(Stored data entries)
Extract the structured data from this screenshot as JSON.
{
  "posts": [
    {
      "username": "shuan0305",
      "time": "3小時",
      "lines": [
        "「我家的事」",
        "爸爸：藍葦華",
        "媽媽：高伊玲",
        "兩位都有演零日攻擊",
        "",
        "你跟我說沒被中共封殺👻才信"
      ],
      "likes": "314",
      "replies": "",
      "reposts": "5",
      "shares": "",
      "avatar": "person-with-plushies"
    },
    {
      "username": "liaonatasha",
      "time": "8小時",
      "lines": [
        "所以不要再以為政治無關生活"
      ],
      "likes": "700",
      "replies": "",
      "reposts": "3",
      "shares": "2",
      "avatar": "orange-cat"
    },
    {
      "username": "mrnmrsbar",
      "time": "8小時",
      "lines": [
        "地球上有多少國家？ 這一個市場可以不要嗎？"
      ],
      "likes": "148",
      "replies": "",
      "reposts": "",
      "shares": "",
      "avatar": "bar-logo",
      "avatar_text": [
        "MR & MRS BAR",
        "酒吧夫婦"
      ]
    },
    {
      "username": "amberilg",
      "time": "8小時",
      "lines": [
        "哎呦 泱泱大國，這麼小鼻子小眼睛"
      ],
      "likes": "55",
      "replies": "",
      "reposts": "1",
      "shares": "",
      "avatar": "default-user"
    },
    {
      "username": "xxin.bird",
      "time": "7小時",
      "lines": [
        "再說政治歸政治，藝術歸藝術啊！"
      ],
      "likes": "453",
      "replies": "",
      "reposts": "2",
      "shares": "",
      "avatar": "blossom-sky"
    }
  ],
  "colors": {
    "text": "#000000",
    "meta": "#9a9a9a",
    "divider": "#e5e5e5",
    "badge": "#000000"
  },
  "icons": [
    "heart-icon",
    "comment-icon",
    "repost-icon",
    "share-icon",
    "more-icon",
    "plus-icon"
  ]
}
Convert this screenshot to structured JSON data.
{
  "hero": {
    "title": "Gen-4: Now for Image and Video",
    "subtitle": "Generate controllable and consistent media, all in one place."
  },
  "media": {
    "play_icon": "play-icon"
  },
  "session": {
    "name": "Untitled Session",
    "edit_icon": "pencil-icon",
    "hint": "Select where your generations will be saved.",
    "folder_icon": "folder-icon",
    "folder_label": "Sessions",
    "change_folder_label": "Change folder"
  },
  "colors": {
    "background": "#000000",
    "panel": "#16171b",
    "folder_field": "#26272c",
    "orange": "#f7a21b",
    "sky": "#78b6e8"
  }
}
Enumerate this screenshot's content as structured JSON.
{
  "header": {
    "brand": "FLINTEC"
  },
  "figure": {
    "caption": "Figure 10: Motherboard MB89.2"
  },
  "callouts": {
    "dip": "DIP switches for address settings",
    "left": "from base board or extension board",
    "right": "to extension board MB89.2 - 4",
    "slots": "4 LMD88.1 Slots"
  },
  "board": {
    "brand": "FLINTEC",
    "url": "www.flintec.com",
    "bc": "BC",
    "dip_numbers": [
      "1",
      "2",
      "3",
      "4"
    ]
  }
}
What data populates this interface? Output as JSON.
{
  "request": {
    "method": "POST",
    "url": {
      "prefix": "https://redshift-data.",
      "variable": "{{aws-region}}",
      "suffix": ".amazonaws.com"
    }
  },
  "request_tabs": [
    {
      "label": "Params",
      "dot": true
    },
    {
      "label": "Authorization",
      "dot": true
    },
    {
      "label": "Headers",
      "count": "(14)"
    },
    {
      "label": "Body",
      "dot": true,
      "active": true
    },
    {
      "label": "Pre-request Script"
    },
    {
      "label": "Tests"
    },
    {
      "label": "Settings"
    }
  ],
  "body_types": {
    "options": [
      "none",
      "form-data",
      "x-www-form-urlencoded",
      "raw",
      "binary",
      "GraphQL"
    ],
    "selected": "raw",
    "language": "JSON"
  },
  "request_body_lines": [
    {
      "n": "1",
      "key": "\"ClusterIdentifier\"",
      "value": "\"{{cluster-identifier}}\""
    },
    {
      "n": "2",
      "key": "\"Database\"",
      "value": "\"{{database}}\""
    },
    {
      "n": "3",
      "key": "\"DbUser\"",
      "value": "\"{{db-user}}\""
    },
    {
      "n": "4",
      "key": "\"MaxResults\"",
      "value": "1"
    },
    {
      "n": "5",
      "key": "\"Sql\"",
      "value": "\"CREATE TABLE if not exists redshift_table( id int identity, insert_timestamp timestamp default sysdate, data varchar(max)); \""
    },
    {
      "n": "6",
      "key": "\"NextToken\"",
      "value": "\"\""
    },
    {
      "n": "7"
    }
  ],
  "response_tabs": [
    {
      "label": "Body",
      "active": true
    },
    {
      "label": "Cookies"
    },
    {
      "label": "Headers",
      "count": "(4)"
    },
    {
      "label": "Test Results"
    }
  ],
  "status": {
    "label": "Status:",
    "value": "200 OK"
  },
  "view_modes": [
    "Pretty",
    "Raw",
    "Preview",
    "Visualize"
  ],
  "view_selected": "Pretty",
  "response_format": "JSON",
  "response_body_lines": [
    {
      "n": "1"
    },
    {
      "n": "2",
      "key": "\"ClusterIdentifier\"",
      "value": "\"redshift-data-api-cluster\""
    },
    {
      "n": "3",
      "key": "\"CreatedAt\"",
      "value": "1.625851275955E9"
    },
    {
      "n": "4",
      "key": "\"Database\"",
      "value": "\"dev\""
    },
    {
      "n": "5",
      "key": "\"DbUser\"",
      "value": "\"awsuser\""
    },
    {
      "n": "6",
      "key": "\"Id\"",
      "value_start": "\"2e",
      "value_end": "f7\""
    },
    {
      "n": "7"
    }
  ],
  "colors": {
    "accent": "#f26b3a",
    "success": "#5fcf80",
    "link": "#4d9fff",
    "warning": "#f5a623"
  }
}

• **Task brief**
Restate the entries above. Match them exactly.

• **Reply to the exercise**
Extract the structured data from this screenshot as JSON.
{
  "posts": [
    {
      "username": "shuan0305",
      "time": "3小時",
      "lines": [
        "「我家的事」",
        "爸爸：藍葦華",
        "媽媽：高伊玲",
        "兩位都有演零日攻擊",
        "",
        "你跟我說沒被中共封殺👻才信"
      ],
      "likes": "314",
      "replies": "",
      "reposts": "5",
      "shares": "",
      "avatar": "person-with-plushies"
    },
    {
      "username": "liaonatasha",
      "time": "8小時",
      "lines": [
        "所以不要再以為政治無關生活"
      ],
      "likes": "700",
      "replies": "",
      "reposts": "3",
      "shares": "2",
      "avatar": "orange-cat"
    },
    {
      "username": "mrnmrsbar",
      "time": "8小時",
      "lines": [
        "地球上有多少國家？ 這一個市場可以不要嗎？"
      ],
      "likes": "148",
      "replies": "",
      "reposts": "",
      "shares": "",
      "avatar": "bar-logo",
      "avatar_text": [
        "MR & MRS BAR",
        "酒吧夫婦"
      ]
    },
    {
      "username": "amberilg",
      "time": "8小時",
      "lines": [
        "哎呦 泱泱大國，這麼小鼻子小眼睛"
      ],
      "likes": "55",
      "replies": "",
      "reposts": "1",
      "shares": "",
      "avatar": "default-user"
    },
    {
      "username": "xxin.bird",
      "time": "7小時",
      "lines": [
        "再說政治歸政治，藝術歸藝術啊！"
      ],
      "likes": "453",
      "replies": "",
      "reposts": "2",
      "shares": "",
      "avatar": "blossom-sky"
    }
  ],
  "colors": {
    "text": "#000000",
    "meta": "#9a9a9a",
    "divider": "#e5e5e5",
    "badge": "#000000"
  },
  "icons": [
    "heart-icon",
    "comment-icon",
    "repost-icon",
    "share-icon",
    "more-icon",
    "plus-icon"
  ]
}
Convert this screenshot to structured JSON data.
{
  "hero": {
    "title": "Gen-4: Now for Image and Video",
    "subtitle": "Generate controllable and consistent media, all in one place."
  },
  "media": {
    "play_icon": "play-icon"
  },
  "session": {
    "name": "Untitled Session",
    "edit_icon": "pencil-icon",
    "hint": "Select where your generations will be saved.",
    "folder_icon": "folder-icon",
    "folder_label": "Sessions",
    "change_folder_label": "Change folder"
  },
  "colors": {
    "background": "#000000",
    "panel": "#16171b",
    "folder_field": "#26272c",
    "orange": "#f7a21b",
    "sky": "#78b6e8"
  }
}
Enumerate this screenshot's content as structured JSON.
{
  "header": {
    "brand": "FLINTEC"
  },
  "figure": {
    "caption": "Figure 10: Motherboard MB89.2"
  },
  "callouts": {
    "dip": "DIP switches for address settings",
    "left": "from base board or extension board",
    "right": "to extension board MB89.2 - 4",
    "slots": "4 LMD88.1 Slots"
  },
  "board": {
    "brand": "FLINTEC",
    "url": "www.flintec.com",
    "bc": "BC",
    "dip_numbers": [
      "1",
      "2",
      "3",
      "4"
    ]
  }
}
What data populates this interface? Output as JSON.
{
  "request": {
    "method": "POST",
    "url": {
      "prefix": "https://redshift-data.",
      "variable": "{{aws-region}}",
      "suffix": ".amazonaws.com"
    }
  },
  "request_tabs": [
    {
      "label": "Params",
      "dot": true
    },
    {
      "label": "Authorization",
      "dot": true
    },
    {
      "label": "Headers",
      "count": "(14)"
    },
    {
      "label": "Body",
      "dot": true,
      "active": true
    },
    {
      "label": "Pre-request Script"
    },
    {
      "label": "Tests"
    },
    {
      "label": "Settings"
    }
  ],
  "body_types": {
    "options": [
      "none",
      "form-data",
      "x-www-form-urlencoded",
      "raw",
      "binary",
      "GraphQL"
    ],
    "selected": "raw",
    "language": "JSON"
  },
  "request_body_lines": [
    {
      "n": "1",
      "key": "\"ClusterIdentifier\"",
      "value": "\"{{cluster-identifier}}\""
    },
    {
      "n": "2",
      "key": "\"Database\"",
      "value": "\"{{database}}\""
    },
    {
      "n": "3",
      "key": "\"DbUser\"",
      "value": "\"{{db-user}}\""
    },
    {
      "n": "4",
      "key": "\"MaxResults\"",
      "value": "1"
    },
    {
      "n": "5",
      "key": "\"Sql\"",
      "value": "\"CREATE TABLE if not exists redshift_table( id int identity, insert_timestamp timestamp default sysdate, data varchar(max)); \""
    },
    {
      "n": "6",
      "key": "\"NextToken\"",
      "value": "\"\""
    },
    {
      "n": "7"
    }
  ],
  "response_tabs": [
    {
      "label": "Body",
      "active": true
    },
    {
      "label": "Cookies"
    },
    {
      "label": "Headers",
      "count": "(4)"
    },
    {
      "label": "Test Results"
    }
  ],
  "status": {
    "label": "Status:",
    "value": "200 OK"
  },
  "view_modes": [
    "Pretty",
    "Raw",
    "Preview",
    "Visualize"
  ],
  "view_selected": "Pretty",
  "response_format": "JSON",
  "response_body_lines": [
    {
      "n": "1"
    },
    {
      "n": "2",
      "key": "\"ClusterIdentifier\"",
      "value": "\"redshift-data-api-cluster\""
    },
    {
      "n": "3",
      "key": "\"CreatedAt\"",
      "value": "1.625851275955E9"
    },
    {
      "n": "4",
      "key": "\"Database\"",
      "value": "\"dev\""
    },
    {
      "n": "5",
      "key": "\"DbUser\"",
      "value": "\"awsuser\""
    },
    {
      "n": "6",
      "key": "\"Id\"",
      "value_start": "\"2e",
      "value_end": "f7\""
    },
    {
      "n": "7"
    }
  ],
  "colors": {
    "accent": "#f26b3a",
    "success": "#5fcf80",
    "link": "#4d9fff",
    "warning": "#f5a623"
  }
}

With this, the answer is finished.